Today's announcement marks the release of a high level design for future auctions, the first of which is set to be held in late 2022.
"These auctions will specify how much electricity we need, and introduce a competitive process to determine who can meet that need. It's a competition among all eligible resources, and it's the Ontario consumer who benefits through lower costs and a more flexible system better able to respond to changing demand and supply conditions," says IESO President and CEO Peter Gregg.
In the past decade, electricity supply was typically acquired through very prescriptive means with defined targets for specific types of resources such as wind and solar, and secured through 20-year contracts.
While these long-term commitments helped Ontario transform its generation fleet over the last decade, longer term contracts provide limited flexibility in dealing with unexpected changes in the power system.
"Imagine signing a 20-year contract for your cable TV service. In five years' time, prices could be lower, new competitors may have entered the market, or entirely new and innovative platforms and services like Netflix may have emerged. You miss out on opportunities for improvement by being locked-in," says Gregg.
Provincial electricity demand has traditionally fluctuated over time due to factors like economic growth, conservation and the introduction of generating resources on local distribution systems. Technological changes are adding another layer of uncertainty to future demand as electric vehicles, energy storage and low-cost solar panels become more common.
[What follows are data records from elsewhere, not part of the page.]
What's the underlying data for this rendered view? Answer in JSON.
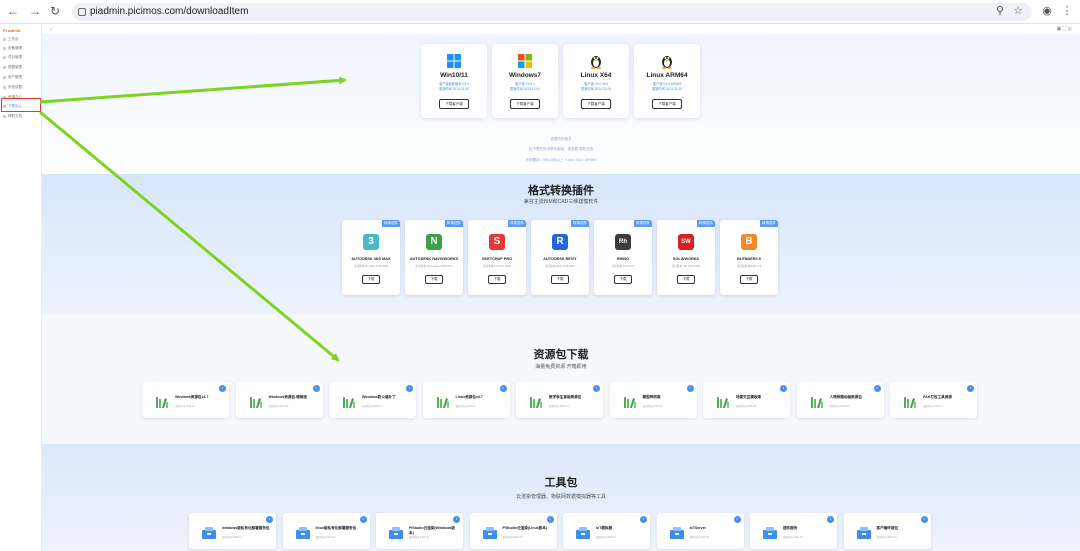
{
  "browser": {
    "url": "piadmin.picimos.com/downloadItem"
  },
  "sidebar": {
    "logo": "PI Admin",
    "items": [
      {
        "label": "工作台"
      },
      {
        "label": "设备管理"
      },
      {
        "label": "项目管理"
      },
      {
        "label": "数据管理"
      },
      {
        "label": "用户管理"
      },
      {
        "label": "系统设置"
      },
      {
        "label": "资源中心"
      },
      {
        "label": "下载中心"
      },
      {
        "label": "帮助文档"
      }
    ]
  },
  "os_cards": [
    {
      "name": "Win10/11",
      "sub1": "客户端最新版本 V3.0",
      "sub2": "更新时间 2024-01-05",
      "button": "下载客户端"
    },
    {
      "name": "Windows7",
      "sub1": "客户端 V2.9.0",
      "sub2": "更新时间 2023-12-01",
      "button": "下载客户端"
    },
    {
      "name": "Linux X64",
      "sub1": "客户端 V3.0 X64",
      "sub2": "更新时间 2024-01-05",
      "button": "下载客户端"
    },
    {
      "name": "Linux ARM64",
      "sub1": "客户端 V3.0 ARM64",
      "sub2": "更新时间 2024-01-05",
      "button": "下载客户端"
    }
  ],
  "os_links": {
    "line1": "查看历史版本",
    "line2": "如下载失败请联系客服，或查看 帮助文档",
    "line3": "系统要求：Win10及以上 / Linux X64 / ARM64"
  },
  "convert": {
    "title": "格式转换插件",
    "subtitle": "兼容主流BIM和CAD三维建模软件",
    "tag": "转换插件",
    "button": "下载",
    "plugins": [
      {
        "name": "AUTODESK 3DS MAX",
        "sub": "支持版本 3ds Max 2018-2024",
        "glyph": "3",
        "color": "#4cb9c6"
      },
      {
        "name": "AUTODESK NAVISWORKS",
        "sub": "支持版本 Navisworks 2018-2024",
        "glyph": "N",
        "color": "#3ea14a"
      },
      {
        "name": "SKETCHUP PRO",
        "sub": "支持版本 SU 2017-2023",
        "glyph": "S",
        "color": "#e53935"
      },
      {
        "name": "AUTODESK REVIT",
        "sub": "支持版本 Revit 2018-2024",
        "glyph": "R",
        "color": "#2667d8"
      },
      {
        "name": "RHINO",
        "sub": "支持版本 Rhino 6/7",
        "glyph": "Rh",
        "color": "#3c3c3c"
      },
      {
        "name": "SOLIDWORKS",
        "sub": "支持版本 SW 2018-2023",
        "glyph": "SW",
        "color": "#d92121"
      },
      {
        "name": "BLENDER3.5",
        "sub": "支持版本 Blender 3.5",
        "glyph": "B",
        "color": "#f08a24"
      }
    ]
  },
  "resources": {
    "title": "资源包下载",
    "subtitle": "海量免费资源 开箱即用",
    "items": [
      {
        "name": "Windows资源包v4.7",
        "sub": "更新时间 2024-01"
      },
      {
        "name": "Windows资源包-精简版",
        "sub": "更新时间 2023-12"
      },
      {
        "name": "Windows防火墙补丁",
        "sub": "更新时间 2023-11"
      },
      {
        "name": "Linux资源包v4.7",
        "sub": "更新时间 2024-01"
      },
      {
        "name": "数字孪生基础资源包",
        "sub": "更新时间 2023-10"
      },
      {
        "name": "模型样例库",
        "sub": "更新时间 2023-09"
      },
      {
        "name": "场景交互模板库",
        "sub": "更新时间 2023-08"
      },
      {
        "name": "人物骨骼动画资源包",
        "sub": "更新时间 2023-08"
      },
      {
        "name": "PAK打包工具资源",
        "sub": "更新时间 2023-07"
      }
    ]
  },
  "tools": {
    "title": "工具包",
    "subtitle": "云渲染管理器、物联网数据模拟器等工具",
    "items": [
      {
        "name": "windows版私有化部署服务包",
        "sub": "更新时间 2024-01"
      },
      {
        "name": "linux版私有化部署服务包",
        "sub": "更新时间 2024-01"
      },
      {
        "name": "PiStudio云渲染(Windows版本)",
        "sub": "更新时间 2023-12"
      },
      {
        "name": "PiStudio云渲染(Linux版本)",
        "sub": "更新时间 2023-12"
      },
      {
        "name": "IoT模拟器",
        "sub": "更新时间 2023-11"
      },
      {
        "name": "IoTServer",
        "sub": "更新时间 2023-11"
      },
      {
        "name": "插件服务",
        "sub": "更新时间 2023-10"
      },
      {
        "name": "客户端环境包",
        "sub": "更新时间 2023-10"
      }
    ]
  },
  "colors": {
    "accent": "#4a8df0",
    "arrow": "#7ed321",
    "highlight": "#e53935"
  }
}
"Our planners do their best to forecast electricity demand, but the truth is there's no such thing as certainty in electricity planning. That's why flexibility is so important. We don't want Ontarians to have to pay for more electricity resources than are needed to ensure a reliable power system that can continue to meet Ontario's needs," says IESO Vice President and COO Leonard Kula.